People often neglect latex tubing, it is legal I believe and it has a much more consistent stretch than a rubber band. Where as a rubber band becomes incredibly hard to stretch and even risks snapping if over stretched. Not to mention the elastic force of a rubber band increases exponentially when stretched.

Personally, I have a linear slide mechanism that I’m not willing to leek. It applies pressure on the cubes from the topmost cube. If you know anything about physics, increasing the normal force between two objects also increases the static friction between two objects. So having some sort of pressure plate on the top of a stack will stabilize it much more than just letting the cubes rest freely within an intake. This is somewhat demonstrated in the string video where the guy is able to sway the stack without having any cubes shift.

But I can say that it is fully cadded and in theory, it should weigh under 2 pounds (based on the specs of weight for different parts on the vex website). Lexan is a really good material, and aluminum is also good against the cubes because the surface of the cubes slides against aluminum fairly easily.

My main problem is getting the friction of the sliding mechanism to be really low and also not having much, if any, wiggle room with the design. Also having constant tension throughout the expansion mechanism. I have an idea for constant tension but I have not tested it out yet.

(for my design) Basically, as you load cubes up, you want to be able to control how much tension is applied to the cubes from the top because as you deposit you won’t be able to release a stack without being able to release the tension. One way to over come that issue is to have a linear lift, so that you can release a stack vertically and at the same time control the amount of tension.

Any other ideas, questions? I’m curious what other people have in mind.
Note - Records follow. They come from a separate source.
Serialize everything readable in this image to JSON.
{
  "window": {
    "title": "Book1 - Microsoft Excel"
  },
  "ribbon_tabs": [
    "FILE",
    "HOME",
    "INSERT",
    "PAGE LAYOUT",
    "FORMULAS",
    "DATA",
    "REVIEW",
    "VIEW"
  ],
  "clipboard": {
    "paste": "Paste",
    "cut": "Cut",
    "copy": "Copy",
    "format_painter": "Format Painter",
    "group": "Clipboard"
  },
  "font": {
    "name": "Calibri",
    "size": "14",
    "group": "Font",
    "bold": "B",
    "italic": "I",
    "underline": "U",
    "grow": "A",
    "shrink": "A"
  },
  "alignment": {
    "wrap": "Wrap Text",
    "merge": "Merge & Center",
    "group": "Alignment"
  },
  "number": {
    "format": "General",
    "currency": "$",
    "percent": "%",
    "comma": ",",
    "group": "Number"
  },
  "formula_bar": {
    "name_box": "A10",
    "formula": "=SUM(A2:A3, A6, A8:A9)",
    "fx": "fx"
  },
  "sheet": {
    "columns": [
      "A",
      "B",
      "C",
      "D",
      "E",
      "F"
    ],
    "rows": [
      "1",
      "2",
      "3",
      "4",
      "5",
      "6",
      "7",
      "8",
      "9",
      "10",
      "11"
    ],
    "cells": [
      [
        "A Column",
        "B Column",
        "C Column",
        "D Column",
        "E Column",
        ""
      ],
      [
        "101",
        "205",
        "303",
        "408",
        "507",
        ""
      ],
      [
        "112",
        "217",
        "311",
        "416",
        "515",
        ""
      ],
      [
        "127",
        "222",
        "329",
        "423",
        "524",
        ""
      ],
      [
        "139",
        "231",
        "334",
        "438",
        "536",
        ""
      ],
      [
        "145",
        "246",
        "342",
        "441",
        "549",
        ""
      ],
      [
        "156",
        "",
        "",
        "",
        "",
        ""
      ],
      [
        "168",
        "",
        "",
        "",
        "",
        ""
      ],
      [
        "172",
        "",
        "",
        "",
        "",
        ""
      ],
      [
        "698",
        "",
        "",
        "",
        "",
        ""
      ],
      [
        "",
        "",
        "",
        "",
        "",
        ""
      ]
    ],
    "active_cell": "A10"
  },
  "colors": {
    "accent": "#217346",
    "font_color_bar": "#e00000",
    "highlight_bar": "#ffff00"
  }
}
well… we do have a few other variations going on in the lab. but as usual, we will do our reveals after singvex (which is next monday and tuesday).

and yes - i am glad to declare that 8059 Ri1D has just started :slight_smile:


Sweet, the 8059 reveals are always awesome


Will singvex get streamed?


Oh no…
In fact, nowadays singvex is a non-official event.
No awarding of worlds spots, just fighting for bragging rights between the powerhouse teams :stuck_out_tongue: